[Data excerpts]

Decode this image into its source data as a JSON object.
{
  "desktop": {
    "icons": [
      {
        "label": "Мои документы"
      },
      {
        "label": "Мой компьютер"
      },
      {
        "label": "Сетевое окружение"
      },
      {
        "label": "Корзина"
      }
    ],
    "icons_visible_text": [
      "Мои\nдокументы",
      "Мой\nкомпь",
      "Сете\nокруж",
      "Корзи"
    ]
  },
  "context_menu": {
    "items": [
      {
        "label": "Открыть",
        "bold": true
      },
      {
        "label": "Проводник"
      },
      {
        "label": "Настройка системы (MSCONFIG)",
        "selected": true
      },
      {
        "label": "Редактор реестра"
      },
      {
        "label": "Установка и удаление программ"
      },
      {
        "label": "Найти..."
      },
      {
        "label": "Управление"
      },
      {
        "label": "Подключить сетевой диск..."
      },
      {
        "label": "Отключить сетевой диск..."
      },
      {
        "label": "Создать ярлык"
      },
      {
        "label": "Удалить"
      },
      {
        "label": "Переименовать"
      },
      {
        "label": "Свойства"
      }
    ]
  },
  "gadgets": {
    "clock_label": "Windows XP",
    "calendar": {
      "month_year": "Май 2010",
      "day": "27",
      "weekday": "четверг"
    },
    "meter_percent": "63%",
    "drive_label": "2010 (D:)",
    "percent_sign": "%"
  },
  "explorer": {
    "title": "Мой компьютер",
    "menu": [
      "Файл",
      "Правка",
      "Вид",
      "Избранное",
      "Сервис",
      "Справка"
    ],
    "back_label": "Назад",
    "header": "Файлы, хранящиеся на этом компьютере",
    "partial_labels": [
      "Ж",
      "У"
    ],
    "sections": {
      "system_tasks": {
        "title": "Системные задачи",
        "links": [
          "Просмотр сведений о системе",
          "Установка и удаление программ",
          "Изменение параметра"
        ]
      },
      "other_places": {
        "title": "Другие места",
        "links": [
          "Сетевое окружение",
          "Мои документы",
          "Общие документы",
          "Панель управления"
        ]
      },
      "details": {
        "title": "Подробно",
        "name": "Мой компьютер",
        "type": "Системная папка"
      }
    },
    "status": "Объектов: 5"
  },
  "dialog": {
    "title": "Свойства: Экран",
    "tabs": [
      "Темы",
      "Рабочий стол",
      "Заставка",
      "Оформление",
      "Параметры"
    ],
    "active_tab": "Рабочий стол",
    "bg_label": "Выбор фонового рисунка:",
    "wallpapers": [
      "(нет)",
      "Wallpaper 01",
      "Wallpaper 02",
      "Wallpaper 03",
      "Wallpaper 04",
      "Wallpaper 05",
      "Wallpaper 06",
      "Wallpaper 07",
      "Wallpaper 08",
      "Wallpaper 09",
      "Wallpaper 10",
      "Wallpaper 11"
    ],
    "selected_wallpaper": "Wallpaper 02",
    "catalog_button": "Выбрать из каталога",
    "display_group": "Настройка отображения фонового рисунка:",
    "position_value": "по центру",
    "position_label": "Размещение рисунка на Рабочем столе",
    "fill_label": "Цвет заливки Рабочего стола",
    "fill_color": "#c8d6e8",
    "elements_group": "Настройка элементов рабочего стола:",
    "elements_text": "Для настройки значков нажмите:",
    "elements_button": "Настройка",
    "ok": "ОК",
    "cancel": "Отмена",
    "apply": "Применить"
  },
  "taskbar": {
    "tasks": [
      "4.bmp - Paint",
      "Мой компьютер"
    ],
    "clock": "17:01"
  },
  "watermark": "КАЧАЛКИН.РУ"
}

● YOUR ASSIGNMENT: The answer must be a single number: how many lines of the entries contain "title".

● COMPLETED TASK: 5